Wondering which vintage is best? That’s not a worry with these picks.
Most consumers understand wine geography. A Bordeaux comes from … Bordeaux, in southwestern France. A Napa Valley Cabernet Sauvignon? Grown and made in Napa Valley, north of San Francisco.
And that “Cabernet Sauvignon” part also is easy enough. Even beginners get the idea of different grape varieties. “I don’t know much about wine,” they’ll say, “but I like Merlot and Malbec.” Or Chardonnay. Or whatever.
Then someone mentions a vintage, and eyes start to glaze. If I’m supposed to remember whether it’s 2009 or 2010 that was really good, and you hear them thinking, I might as well give up and have a beer.
In a flash, they’ve gone from “I got this” to “gee, wine is hard.”
What they need—what we all need, really—are go-to producers that transcend vintages. The ones below never make a bad wine. In poor years, with excessive rain or searing temperatures, they’ll make a severe selection, weeding out grapes that are unripe or spoiled. If that means making less wine in a given year, that’s fine. They’re in this for the long term.

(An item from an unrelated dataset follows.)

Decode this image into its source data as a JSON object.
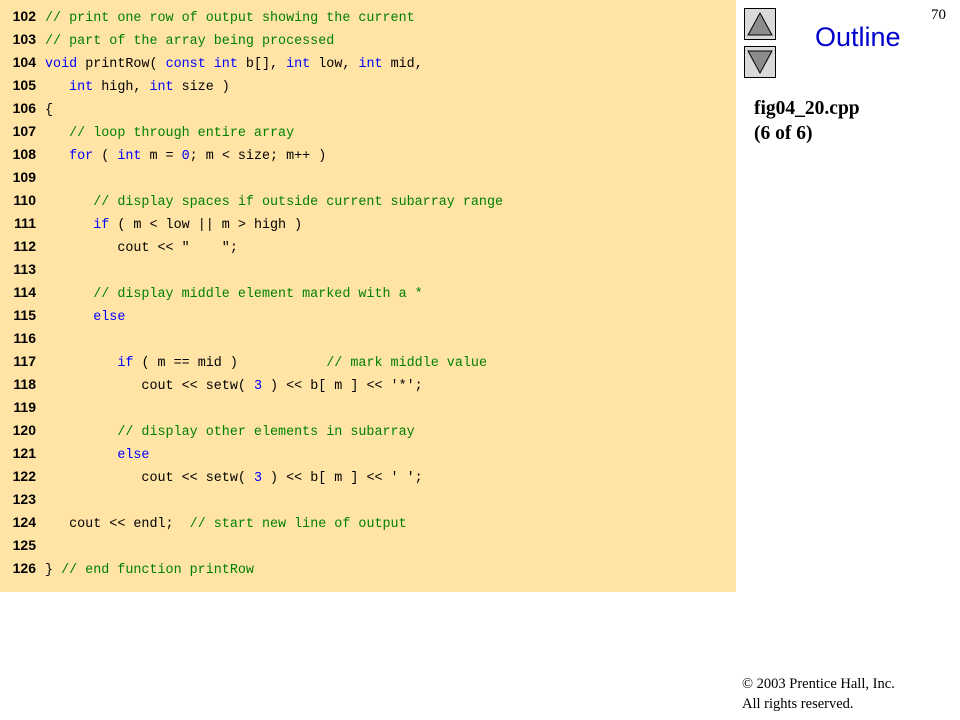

Vietti, Italy: The Langhe, where fickle Nebbiolo grapes are grown, is infamous for its wide quality swings. Yet I’ve never had a disappointing Vietti Barolo, even from terrible vintages such as 2003. In those years, they forego many of their single-vineyard wines and fold the best grapes into their regular Barolo. It shows.
Chateau St. Jean, Sonoma Valley: All the wines from here are nicely made (and the Pinot Blanc is a hidden gem.) But the top-of-the-line Cinq Cepages, a five-variety blend, gets wide distribution and never fails to be delicious. Vintage after vintage is worthy of cellaring.
Leoville Barton, Bordeaux: The concept of vintage variation was invented in Bordeaux, where a great year can double prices. This venerable producer, from the St. Julien appellation, is known for exemplary efforts even in the coldest, rainiest summers. They’re almost always terrific bargains.
Catena Zapata, Argentina: At its pyramid-shaped facility in Mendoza, the Catena family makes a wide range of different wines. The best are sublime (and expensive), but even the entry-level Malbecs are always enjoyable. Vintages don’t matter as much in Argentina as they do in Europe, and Catena is committed to quality. Buy with confidence.